U.S. aerospace giant Boeing Co. (BA) expects the market for commercial airplanes to be $3.2 trillion over the next 20 years, with the Far East aircraft market overtaking North America in that time.
The Asia-Pacific region is seen getting 9,160 planes worth $1.19 trillion, while North America is seen receiving 8,550 planes worth $740 billion. The expected deliveries for Asia-Pacific rose from last year’s forecast, while North American deliveries are down.
In addition, Boeing lowered its projections for a fleet size at the end of the next 20 years of 35,800 from 36,400 forecast last year.
With high fuel prices making older, less-fuel efficient planes too expensive, Boeing said replacement airplanes took a great share of demand – 42% – than previous forecasts of 36%.

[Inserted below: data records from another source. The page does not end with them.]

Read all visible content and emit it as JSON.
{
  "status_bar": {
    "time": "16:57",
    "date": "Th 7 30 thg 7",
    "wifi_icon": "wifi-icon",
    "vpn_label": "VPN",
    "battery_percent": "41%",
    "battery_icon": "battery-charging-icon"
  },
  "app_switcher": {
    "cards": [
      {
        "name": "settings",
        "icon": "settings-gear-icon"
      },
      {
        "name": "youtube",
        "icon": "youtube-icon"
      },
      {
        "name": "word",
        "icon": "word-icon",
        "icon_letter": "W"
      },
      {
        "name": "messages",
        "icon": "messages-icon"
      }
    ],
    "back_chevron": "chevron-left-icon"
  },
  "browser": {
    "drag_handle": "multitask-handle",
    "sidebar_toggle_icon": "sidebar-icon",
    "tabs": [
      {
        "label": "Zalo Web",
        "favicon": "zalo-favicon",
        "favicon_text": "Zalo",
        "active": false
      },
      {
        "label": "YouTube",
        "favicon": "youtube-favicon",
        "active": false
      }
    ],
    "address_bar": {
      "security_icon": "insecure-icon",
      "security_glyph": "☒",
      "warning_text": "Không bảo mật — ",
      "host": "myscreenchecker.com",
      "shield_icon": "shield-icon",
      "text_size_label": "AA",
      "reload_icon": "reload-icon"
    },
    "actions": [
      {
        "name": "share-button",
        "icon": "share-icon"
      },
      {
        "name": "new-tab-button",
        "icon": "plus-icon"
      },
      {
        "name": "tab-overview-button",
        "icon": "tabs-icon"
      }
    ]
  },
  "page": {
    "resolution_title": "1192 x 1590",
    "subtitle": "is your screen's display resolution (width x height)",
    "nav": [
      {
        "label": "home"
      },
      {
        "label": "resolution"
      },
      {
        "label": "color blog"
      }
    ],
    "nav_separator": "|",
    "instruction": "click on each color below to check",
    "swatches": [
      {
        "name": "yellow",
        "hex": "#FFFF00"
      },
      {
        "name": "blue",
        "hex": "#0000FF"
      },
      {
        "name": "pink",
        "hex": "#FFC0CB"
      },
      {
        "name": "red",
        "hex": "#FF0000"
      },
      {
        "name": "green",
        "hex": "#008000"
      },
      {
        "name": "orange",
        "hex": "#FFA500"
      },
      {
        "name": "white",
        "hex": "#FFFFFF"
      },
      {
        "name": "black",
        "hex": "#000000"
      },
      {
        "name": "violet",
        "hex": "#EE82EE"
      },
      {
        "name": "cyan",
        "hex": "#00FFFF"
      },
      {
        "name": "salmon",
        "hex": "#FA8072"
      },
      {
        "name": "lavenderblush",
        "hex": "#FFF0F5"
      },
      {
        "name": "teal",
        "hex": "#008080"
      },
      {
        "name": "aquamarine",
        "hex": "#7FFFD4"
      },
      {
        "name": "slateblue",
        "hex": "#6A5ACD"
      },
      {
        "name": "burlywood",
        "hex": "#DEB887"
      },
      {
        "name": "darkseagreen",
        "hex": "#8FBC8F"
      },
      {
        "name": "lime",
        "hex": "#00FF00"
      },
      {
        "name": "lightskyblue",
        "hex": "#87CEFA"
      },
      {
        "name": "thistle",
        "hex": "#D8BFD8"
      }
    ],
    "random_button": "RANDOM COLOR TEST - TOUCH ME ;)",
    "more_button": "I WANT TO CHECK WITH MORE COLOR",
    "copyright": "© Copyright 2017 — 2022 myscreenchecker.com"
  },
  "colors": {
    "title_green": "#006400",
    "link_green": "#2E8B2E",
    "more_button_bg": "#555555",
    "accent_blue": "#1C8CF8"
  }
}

Boeing still expects global air traffic to increase 5% a year.
“We’re facing a very dynamic situation today in the commercial aviation industry,” said Randy Tinseth, Boeing Commercial Airlines vice president of marketing. “This year’s forecast is rooted in today’s realities, but also recognizes the nature of a long-term outlook.”
With soaring fuel costs and a weak U.S. economy hampering airlines, many are scaling back plans for growth. U.S. airlines have implemented several fare hikes and have increased charges for a range of services previously considered part of the ticket price. Airlines also have reduced staff numbers and cut fleets. Despite many merger discussions between potential partners, only Delta Air Lines Inc. (DAL) and Northwest Airlines Corp. (NWA) were able to agree to combine.
International airlines have not suffered as much since their fleets tend to be newer and more fuel-efficient. Deutsche Lufthansa AG (LHA.XE) posted record profits in 2007 and thinks it can match that performance this year, perhaps through some shrewd acquisitions. British Airways (BAIRY) doubled its profits from last year, while Dubai-based Emirates Airline is thriving and expects ” robust” demand growth for 2008. Also, airlines in China are largely spared the pain of high fuel costs because their government maintains an artificially low price through subsidies.
In April, Boeing said the weak U.S. economy hadn’t affected its business so far since only 11% of new aircraft orders were from U.S. customers.